Markets are notorious for moving between the states of fear and greed. For a number of years, we were living within the greed state. Low corporate bond spreads…no problem. Low credit capability for mortgage borrowers…no problem. The great amounts of liquidity in the global financial markets assured that more dollars would be chasing financial assets,.
Over two months ago, we noted that it appeared the ‘carry trade’ between risky assets (represented by the S&P 500) funded by borrowings in a low interest rate currency (Japanese Yen) had seemed to unwind. In other words, Yen strengthening coupled with S&P 500 declines may mean that the ‘carry trade’ was being unwound…and with it, we would.
Or does it? Let’s listen in on a few earnings announcements for banks that discuss risk management’s role in their recent problems: Citigroup just announced a 57% drop in earnings and noted on its conference call: “We are examining our risk management organization to enhance particular areas such as convergence risk management and the management.
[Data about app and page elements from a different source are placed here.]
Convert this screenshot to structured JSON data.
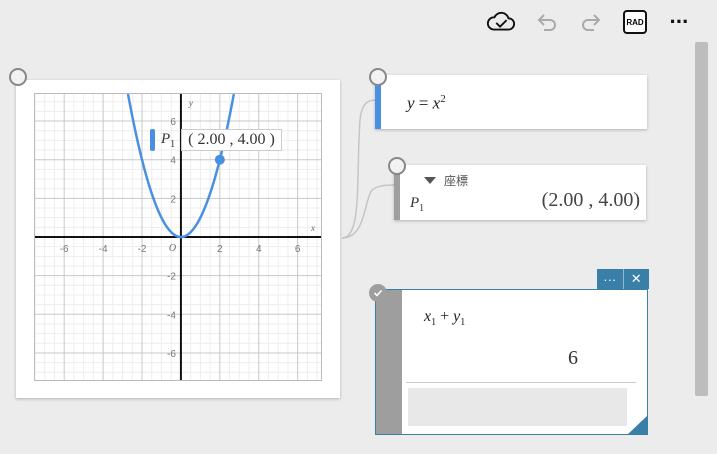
{
  "toolbar": {
    "icons": [
      "cloud-check-icon",
      "undo-icon",
      "redo-icon",
      "angle-mode-button",
      "more-icon"
    ],
    "angle_mode": "RAD",
    "more": "···"
  },
  "graph": {
    "x_axis_label": "x",
    "y_axis_label": "y",
    "origin_label": "O",
    "x_tick_labels": [
      "-6",
      "-4",
      "-2",
      "2",
      "4",
      "6"
    ],
    "y_tick_labels": [
      "6",
      "4",
      "2",
      "-2",
      "-4",
      "-6"
    ],
    "xlim": [
      -7.5,
      7.2
    ],
    "ylim": [
      -7.4,
      7.4
    ],
    "curve_color": "#4a90e2",
    "point": {
      "name": "P",
      "subscript": "1",
      "x": 2,
      "y": 4,
      "label": "( 2.00 , 4.00 )"
    }
  },
  "function_card": {
    "lhs": "y",
    "eq": " = ",
    "base": "x",
    "exponent": "2",
    "accent": "#4a90e2"
  },
  "coordinate_card": {
    "title": "座標",
    "point_name": "P",
    "point_sub": "1",
    "value": "(2.00 , 4.00)"
  },
  "calc_card": {
    "term1": "x",
    "term1_sub": "1",
    "op": " + ",
    "term2": "y",
    "term2_sub": "1",
    "result": "6",
    "input_value": "",
    "tab_more": "···",
    "tab_close": "✕",
    "accent": "#3a7fa8"
  }
}
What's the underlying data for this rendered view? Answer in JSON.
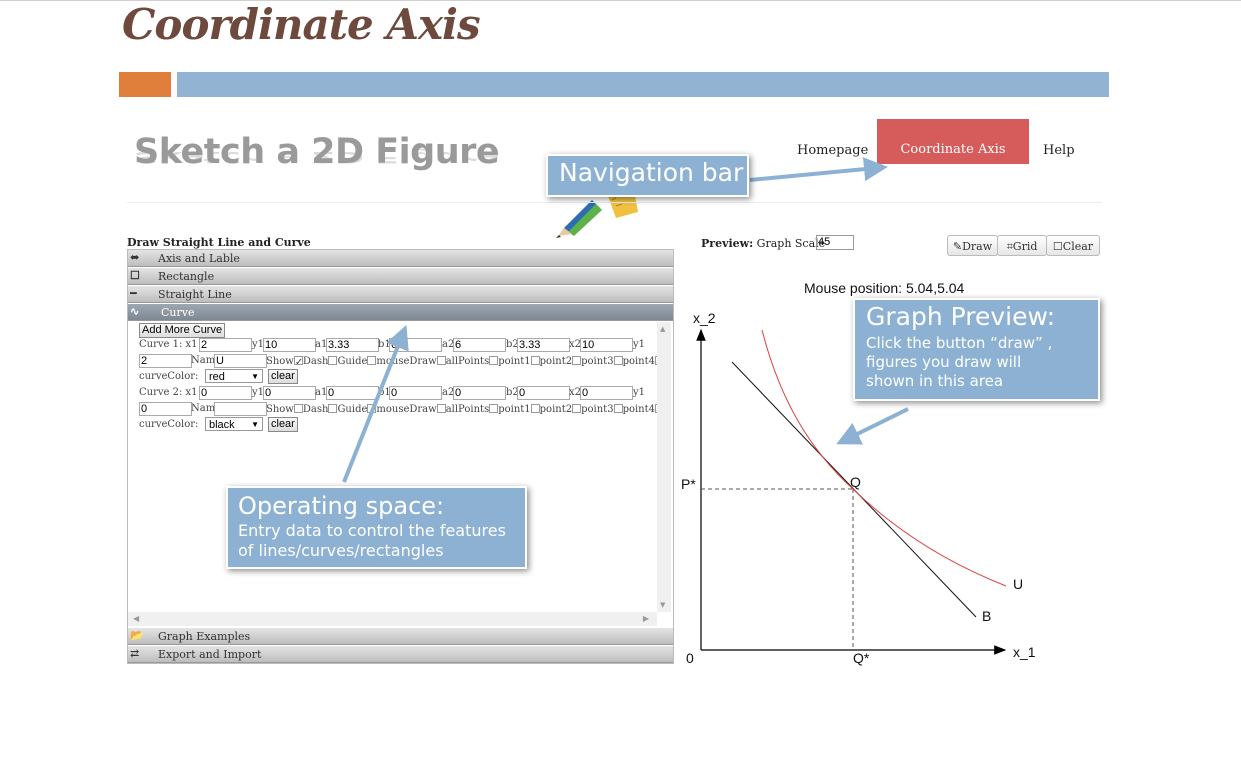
{
  "slide": {
    "title": "Coordinate Axis"
  },
  "logo": {
    "text": "Sketch a 2D Figure",
    "icon": "pencil-ruler-icon"
  },
  "nav": {
    "items": [
      "Homepage",
      "Coordinate Axis",
      "Help"
    ],
    "active": "Coordinate Axis",
    "active_color": "#d65b5b"
  },
  "callouts": {
    "navigation": {
      "title": "Navigation bar"
    },
    "operating": {
      "title": "Operating space:",
      "line1": "Entry data to control the features",
      "line2": "of lines/curves/rectangles"
    },
    "graph": {
      "title": "Graph Preview:",
      "line1": "Click the button “draw” ,",
      "line2": "figures you draw will",
      "line3": "shown  in this area"
    }
  },
  "left_panel": {
    "title": "Draw Straight Line and Curve",
    "sections": [
      {
        "icon": "⬌",
        "label": "Axis and Lable"
      },
      {
        "icon": "☐",
        "label": "Rectangle"
      },
      {
        "icon": "━",
        "label": "Straight Line"
      },
      {
        "icon": "∿",
        "label": "Curve"
      }
    ],
    "footer_sections": [
      {
        "icon": "📂",
        "label": "Graph Examples"
      },
      {
        "icon": "⇄",
        "label": "Export and Import"
      }
    ],
    "add_more_label": "Add More Curve",
    "clear_label": "clear",
    "curves": [
      {
        "label": "Curve 1:",
        "x1": "2",
        "y1": "10",
        "a1": "3.33",
        "b1": "6",
        "a2": "6",
        "b2": "3.33",
        "x2": "10",
        "y2": "2",
        "name": "U",
        "show_checked": true,
        "color": "red"
      },
      {
        "label": "Curve 2:",
        "x1": "0",
        "y1": "0",
        "a1": "0",
        "b1": "0",
        "a2": "0",
        "b2": "0",
        "x2": "0",
        "y2": "0",
        "name": "",
        "show_checked": false,
        "color": "black"
      }
    ],
    "field_labels": {
      "x1": "x1",
      "y1": "y1",
      "a1": "a1",
      "b1": "b1",
      "a2": "a2",
      "b2": "b2",
      "x2": "x2",
      "name": "Name",
      "color": "curveColor:"
    },
    "checkbox_labels": [
      "Show",
      "Dash",
      "Guide",
      "mouseDraw",
      "allPoints",
      "point1",
      "point2",
      "point3",
      "point4"
    ]
  },
  "preview": {
    "label": "Preview:",
    "scale_label": "Graph Scale",
    "scale_value": "45",
    "buttons": {
      "draw": "Draw",
      "grid": "Grid",
      "clear": "Clear"
    },
    "mouse_position": "Mouse position: 5.04,5.04"
  },
  "graph_labels": {
    "x_axis": "x_1",
    "y_axis": "x_2",
    "origin": "0",
    "p_star": "P*",
    "q_star": "Q*",
    "q_point": "Q",
    "curve_label": "U",
    "line_label": "B"
  },
  "colors": {
    "accent_orange": "#e07e3c",
    "accent_blue": "#93b3d2",
    "callout_bg": "#8db1d3",
    "curve_red": "#e04040"
  }
}
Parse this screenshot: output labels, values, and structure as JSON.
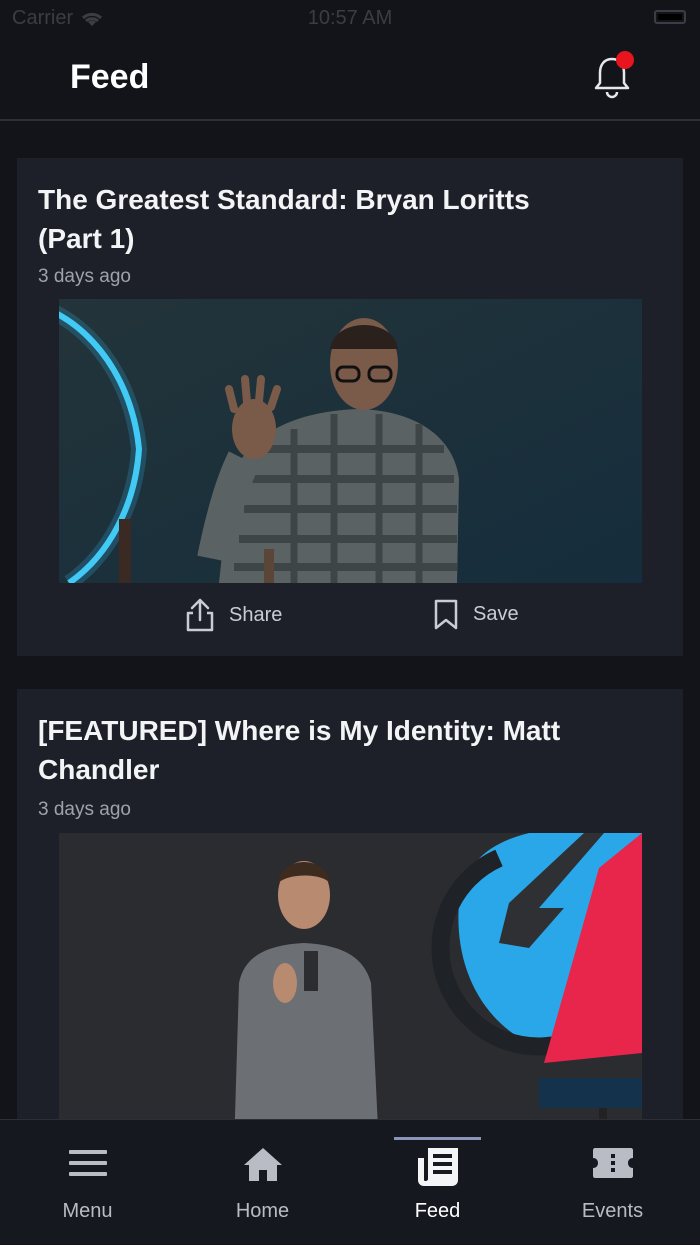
{
  "status_bar": {
    "carrier": "Carrier",
    "time": "10:57 AM"
  },
  "header": {
    "title": "Feed",
    "notification_icon": "bell-icon",
    "has_unread": true
  },
  "feed": [
    {
      "title": "The Greatest Standard: Bryan Loritts (Part 1)",
      "time": "3 days ago",
      "actions": {
        "share_label": "Share",
        "save_label": "Save"
      }
    },
    {
      "title": "[FEATURED] Where is My Identity: Matt Chandler",
      "time": "3 days ago"
    }
  ],
  "tabs": [
    {
      "label": "Menu",
      "icon": "menu-icon"
    },
    {
      "label": "Home",
      "icon": "home-icon"
    },
    {
      "label": "Feed",
      "icon": "feed-icon",
      "active": true
    },
    {
      "label": "Events",
      "icon": "ticket-icon"
    }
  ],
  "colors": {
    "background": "#12141a",
    "card": "#1e2029",
    "badge": "#e8141e",
    "tab_indicator": "#8c93b8"
  }
}
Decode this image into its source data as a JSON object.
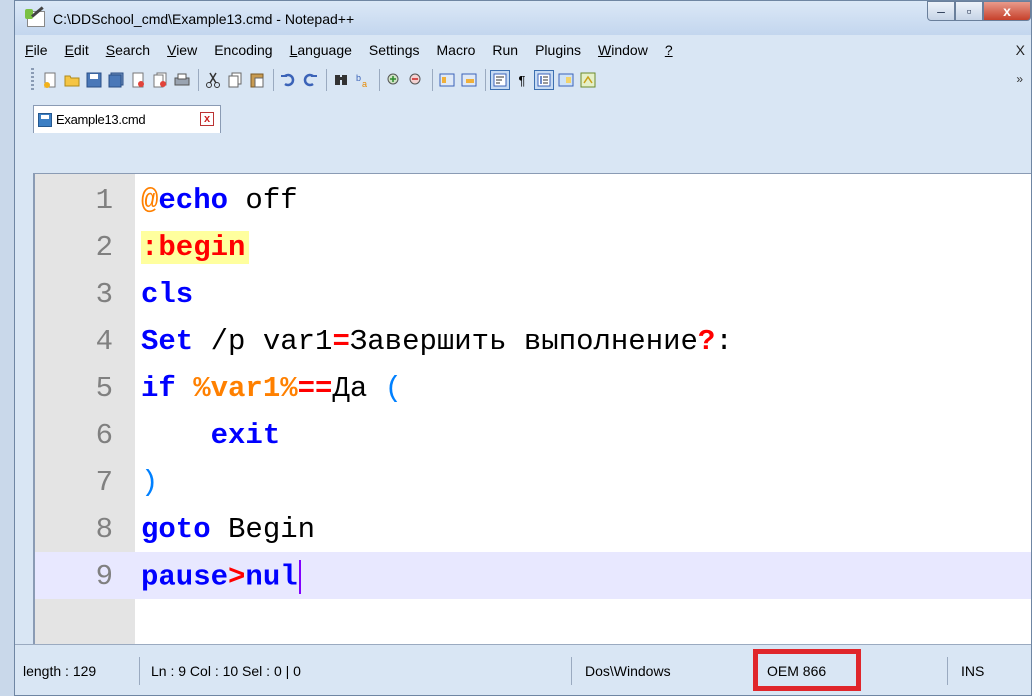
{
  "window": {
    "title": "C:\\DDSchool_cmd\\Example13.cmd - Notepad++",
    "controls": {
      "minimize": "–",
      "maximize": "▫",
      "close": "x"
    }
  },
  "menu": {
    "items": [
      {
        "first": "F",
        "rest": "ile"
      },
      {
        "first": "E",
        "rest": "dit"
      },
      {
        "first": "S",
        "rest": "earch"
      },
      {
        "first": "V",
        "rest": "iew"
      },
      {
        "first": "",
        "rest": "Encoding"
      },
      {
        "first": "L",
        "rest": "anguage"
      },
      {
        "first": "",
        "rest": "Settings"
      },
      {
        "first": "",
        "rest": "Macro"
      },
      {
        "first": "",
        "rest": "Run"
      },
      {
        "first": "",
        "rest": "Plugins"
      },
      {
        "first": "W",
        "rest": "indow"
      },
      {
        "first": "?",
        "rest": ""
      }
    ],
    "close_doc": "X"
  },
  "toolbar": {
    "icons": [
      "new-file-icon",
      "open-file-icon",
      "save-icon",
      "save-all-icon",
      "close-icon",
      "close-all-icon",
      "print-icon",
      "cut-icon",
      "copy-icon",
      "paste-icon",
      "undo-icon",
      "redo-icon",
      "find-icon",
      "replace-icon",
      "zoom-in-icon",
      "zoom-out-icon",
      "sync-vertical-icon",
      "sync-horizontal-icon",
      "word-wrap-icon",
      "show-all-chars-icon",
      "indent-guide-icon",
      "doc-map-icon",
      "function-list-icon"
    ],
    "pilcrow": "¶",
    "more": "»"
  },
  "tab": {
    "label": "Example13.cmd",
    "close": "x"
  },
  "editor": {
    "line_numbers": [
      "1",
      "2",
      "3",
      "4",
      "5",
      "6",
      "7",
      "8",
      "9"
    ],
    "lines": {
      "l1_at": "@",
      "l1_kw": "echo",
      "l1_rest": " off",
      "l2_label": ":begin",
      "l3_kw": "cls",
      "l4_kw": "Set",
      "l4_a": " /p var1",
      "l4_eq": "=",
      "l4_b": "Завершить выполнение",
      "l4_q": "?",
      "l4_c": ":",
      "l5_kw": "if",
      "l5_sp": " ",
      "l5_var": "%var1%",
      "l5_eq": "==",
      "l5_b": "Да ",
      "l5_paren": "(",
      "l6_indent": "    ",
      "l6_kw": "exit",
      "l7_paren": ")",
      "l8_kw": "goto",
      "l8_rest": " Begin",
      "l9_kw": "pause",
      "l9_op": ">",
      "l9_kw2": "nul"
    },
    "current_line": 9
  },
  "status": {
    "length": "length : 129",
    "position": "Ln : 9    Col : 10    Sel : 0 | 0",
    "eol": "Dos\\Windows",
    "encoding": "OEM 866",
    "mode": "INS"
  },
  "colors": {
    "keyword": "#0000ff",
    "label": "#ff0000",
    "label_bg": "#ffff9e",
    "variable": "#ff8000",
    "current_line_bg": "#e8e8ff",
    "highlight_box": "#e0262b"
  }
}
We’ve all heard about the ‘carry trade’ in the press. Although, it did arise in discussions more often earlier in the year than it does now. However, it may now be time to resurrect the discussions about what might be going on and the impact for US financial makets. When an investor enters the carry trade,.